[About this task] Your job is to return every line in the data holding the string "JSON".

Interface dataset entries

# # #

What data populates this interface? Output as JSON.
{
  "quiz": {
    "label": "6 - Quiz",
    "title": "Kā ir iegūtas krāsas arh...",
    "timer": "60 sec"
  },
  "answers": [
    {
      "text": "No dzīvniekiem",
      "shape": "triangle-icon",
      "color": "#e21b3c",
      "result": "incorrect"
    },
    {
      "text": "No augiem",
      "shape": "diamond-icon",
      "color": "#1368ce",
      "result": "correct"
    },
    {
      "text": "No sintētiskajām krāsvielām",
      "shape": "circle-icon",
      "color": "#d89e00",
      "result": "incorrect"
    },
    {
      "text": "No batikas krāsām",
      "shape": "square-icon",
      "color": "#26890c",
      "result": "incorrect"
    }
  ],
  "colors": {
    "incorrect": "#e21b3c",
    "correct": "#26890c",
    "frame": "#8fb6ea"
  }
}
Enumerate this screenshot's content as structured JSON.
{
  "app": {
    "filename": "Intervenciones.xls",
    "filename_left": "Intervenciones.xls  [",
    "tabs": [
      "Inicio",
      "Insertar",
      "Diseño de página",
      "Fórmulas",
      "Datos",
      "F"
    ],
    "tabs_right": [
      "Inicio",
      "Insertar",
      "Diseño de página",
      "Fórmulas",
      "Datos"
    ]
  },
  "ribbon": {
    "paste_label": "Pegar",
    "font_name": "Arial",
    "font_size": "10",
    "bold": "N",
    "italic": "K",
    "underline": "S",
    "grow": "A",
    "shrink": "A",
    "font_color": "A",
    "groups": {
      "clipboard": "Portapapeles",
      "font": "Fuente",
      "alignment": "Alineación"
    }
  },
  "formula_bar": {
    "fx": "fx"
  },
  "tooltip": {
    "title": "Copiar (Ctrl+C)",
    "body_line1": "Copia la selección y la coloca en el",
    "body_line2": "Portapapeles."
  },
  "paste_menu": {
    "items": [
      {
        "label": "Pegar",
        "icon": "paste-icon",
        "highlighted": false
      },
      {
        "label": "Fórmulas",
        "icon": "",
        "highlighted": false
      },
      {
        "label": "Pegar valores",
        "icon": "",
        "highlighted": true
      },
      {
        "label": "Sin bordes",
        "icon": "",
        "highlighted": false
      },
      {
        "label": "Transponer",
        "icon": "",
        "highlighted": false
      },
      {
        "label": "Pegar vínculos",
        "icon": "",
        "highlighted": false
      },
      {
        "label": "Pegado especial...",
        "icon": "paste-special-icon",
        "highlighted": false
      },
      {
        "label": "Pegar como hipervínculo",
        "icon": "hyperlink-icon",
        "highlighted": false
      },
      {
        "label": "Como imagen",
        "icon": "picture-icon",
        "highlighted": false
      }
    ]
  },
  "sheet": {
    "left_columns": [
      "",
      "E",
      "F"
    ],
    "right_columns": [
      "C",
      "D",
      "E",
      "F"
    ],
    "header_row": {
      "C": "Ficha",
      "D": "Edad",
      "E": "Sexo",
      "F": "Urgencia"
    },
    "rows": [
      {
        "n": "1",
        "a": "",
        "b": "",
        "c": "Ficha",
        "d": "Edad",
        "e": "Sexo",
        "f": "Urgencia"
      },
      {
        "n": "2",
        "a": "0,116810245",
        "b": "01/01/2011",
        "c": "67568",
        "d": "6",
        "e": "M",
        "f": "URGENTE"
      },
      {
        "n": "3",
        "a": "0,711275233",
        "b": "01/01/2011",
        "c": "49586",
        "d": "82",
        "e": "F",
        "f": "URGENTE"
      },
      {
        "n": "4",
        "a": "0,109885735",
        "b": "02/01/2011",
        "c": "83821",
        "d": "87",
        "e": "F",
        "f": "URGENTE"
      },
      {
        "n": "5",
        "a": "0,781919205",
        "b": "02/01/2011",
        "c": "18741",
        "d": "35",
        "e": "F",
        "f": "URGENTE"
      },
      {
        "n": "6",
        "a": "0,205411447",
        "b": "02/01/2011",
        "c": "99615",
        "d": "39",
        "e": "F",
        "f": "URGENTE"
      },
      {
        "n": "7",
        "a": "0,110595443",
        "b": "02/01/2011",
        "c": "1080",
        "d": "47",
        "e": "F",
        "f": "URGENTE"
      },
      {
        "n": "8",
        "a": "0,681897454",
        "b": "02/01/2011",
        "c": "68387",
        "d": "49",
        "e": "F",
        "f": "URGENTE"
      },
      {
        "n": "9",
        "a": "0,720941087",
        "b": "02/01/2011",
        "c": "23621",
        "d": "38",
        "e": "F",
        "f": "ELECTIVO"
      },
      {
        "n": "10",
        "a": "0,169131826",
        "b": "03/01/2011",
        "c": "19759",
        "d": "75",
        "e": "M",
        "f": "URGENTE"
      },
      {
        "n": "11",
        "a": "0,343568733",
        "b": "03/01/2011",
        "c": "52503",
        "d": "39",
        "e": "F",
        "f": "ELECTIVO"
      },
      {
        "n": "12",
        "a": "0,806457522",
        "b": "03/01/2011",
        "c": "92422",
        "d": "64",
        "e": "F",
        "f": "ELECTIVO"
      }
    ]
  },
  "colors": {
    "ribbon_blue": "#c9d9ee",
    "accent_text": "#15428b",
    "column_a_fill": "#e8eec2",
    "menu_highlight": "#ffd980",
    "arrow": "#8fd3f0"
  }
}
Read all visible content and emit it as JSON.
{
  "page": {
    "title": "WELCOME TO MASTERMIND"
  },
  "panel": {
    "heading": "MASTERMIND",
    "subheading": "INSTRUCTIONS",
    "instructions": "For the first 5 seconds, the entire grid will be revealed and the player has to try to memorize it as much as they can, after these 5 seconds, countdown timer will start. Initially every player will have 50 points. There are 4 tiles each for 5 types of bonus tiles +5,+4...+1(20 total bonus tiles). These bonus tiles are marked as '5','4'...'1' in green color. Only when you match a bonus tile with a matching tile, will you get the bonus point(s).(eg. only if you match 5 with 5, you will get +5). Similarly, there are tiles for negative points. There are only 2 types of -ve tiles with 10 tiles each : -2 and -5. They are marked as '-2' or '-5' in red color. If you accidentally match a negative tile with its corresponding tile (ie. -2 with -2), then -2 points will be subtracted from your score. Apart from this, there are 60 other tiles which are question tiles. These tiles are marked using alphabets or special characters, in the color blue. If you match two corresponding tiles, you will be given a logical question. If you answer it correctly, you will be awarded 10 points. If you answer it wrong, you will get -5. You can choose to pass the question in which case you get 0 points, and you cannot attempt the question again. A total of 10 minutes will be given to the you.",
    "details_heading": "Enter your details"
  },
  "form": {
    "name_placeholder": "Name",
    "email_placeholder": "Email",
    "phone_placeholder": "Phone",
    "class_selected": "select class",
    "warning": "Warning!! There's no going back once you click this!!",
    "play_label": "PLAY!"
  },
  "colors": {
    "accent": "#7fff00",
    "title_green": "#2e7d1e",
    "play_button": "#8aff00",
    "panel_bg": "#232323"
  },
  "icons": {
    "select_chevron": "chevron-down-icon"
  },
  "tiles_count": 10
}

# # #

[Exercise result]
What data populates this interface? Output as JSON.
Enumerate this screenshot's content as structured JSON.
Read all visible content and emit it as JSON.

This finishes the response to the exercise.